*** Opening RECORDS PROVIDED ***

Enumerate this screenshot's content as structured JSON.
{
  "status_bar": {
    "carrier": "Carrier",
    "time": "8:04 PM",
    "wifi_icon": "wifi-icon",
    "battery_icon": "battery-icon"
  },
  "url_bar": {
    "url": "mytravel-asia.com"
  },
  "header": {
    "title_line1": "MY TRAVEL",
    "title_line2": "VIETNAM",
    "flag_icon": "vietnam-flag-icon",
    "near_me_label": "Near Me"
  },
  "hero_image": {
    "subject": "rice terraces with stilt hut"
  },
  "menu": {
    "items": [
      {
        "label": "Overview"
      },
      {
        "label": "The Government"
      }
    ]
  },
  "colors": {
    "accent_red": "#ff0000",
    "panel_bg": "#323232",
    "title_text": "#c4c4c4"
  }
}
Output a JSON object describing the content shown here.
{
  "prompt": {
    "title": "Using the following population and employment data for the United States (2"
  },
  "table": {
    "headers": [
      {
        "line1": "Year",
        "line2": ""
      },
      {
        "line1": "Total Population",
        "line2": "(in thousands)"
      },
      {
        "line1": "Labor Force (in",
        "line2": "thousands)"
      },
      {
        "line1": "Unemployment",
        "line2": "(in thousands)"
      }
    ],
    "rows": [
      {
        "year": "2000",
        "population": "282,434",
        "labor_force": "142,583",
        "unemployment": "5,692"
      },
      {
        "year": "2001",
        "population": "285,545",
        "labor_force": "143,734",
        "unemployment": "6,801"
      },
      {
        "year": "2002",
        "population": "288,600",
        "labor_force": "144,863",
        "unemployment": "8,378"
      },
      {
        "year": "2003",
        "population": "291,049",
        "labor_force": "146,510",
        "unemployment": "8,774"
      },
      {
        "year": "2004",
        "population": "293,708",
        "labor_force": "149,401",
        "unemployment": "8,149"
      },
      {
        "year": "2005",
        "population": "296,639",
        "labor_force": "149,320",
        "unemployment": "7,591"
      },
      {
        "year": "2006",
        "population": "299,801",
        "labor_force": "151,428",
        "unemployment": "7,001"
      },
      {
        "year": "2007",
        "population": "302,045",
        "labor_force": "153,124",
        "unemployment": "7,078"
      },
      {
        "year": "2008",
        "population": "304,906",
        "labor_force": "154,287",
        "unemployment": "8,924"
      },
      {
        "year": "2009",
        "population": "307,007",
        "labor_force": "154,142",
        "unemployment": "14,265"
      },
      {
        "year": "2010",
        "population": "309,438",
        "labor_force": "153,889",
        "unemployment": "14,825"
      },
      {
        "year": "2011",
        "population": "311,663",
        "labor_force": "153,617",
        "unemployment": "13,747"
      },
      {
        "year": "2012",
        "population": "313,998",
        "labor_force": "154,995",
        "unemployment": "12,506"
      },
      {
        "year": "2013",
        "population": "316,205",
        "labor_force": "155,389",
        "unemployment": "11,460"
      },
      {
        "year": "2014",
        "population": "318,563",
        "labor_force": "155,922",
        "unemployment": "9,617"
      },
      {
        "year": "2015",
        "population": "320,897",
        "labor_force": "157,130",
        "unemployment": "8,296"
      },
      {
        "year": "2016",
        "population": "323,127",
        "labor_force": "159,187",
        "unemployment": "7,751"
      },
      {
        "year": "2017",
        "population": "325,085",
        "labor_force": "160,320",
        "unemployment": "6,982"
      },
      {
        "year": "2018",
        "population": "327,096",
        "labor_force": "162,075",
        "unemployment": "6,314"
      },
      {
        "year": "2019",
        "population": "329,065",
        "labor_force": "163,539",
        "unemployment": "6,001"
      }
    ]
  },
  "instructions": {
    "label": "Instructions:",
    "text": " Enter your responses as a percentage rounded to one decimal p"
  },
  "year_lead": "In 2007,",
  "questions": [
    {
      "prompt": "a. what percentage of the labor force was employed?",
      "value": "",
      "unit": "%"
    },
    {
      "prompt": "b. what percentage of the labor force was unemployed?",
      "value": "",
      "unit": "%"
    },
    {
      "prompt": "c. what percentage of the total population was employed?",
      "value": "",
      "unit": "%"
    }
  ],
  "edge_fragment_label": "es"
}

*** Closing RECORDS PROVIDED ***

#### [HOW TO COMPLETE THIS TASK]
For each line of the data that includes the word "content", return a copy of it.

#### [SOLUTION]
Enumerate this screenshot's content as structured JSON.
Output a JSON object describing the content shown here.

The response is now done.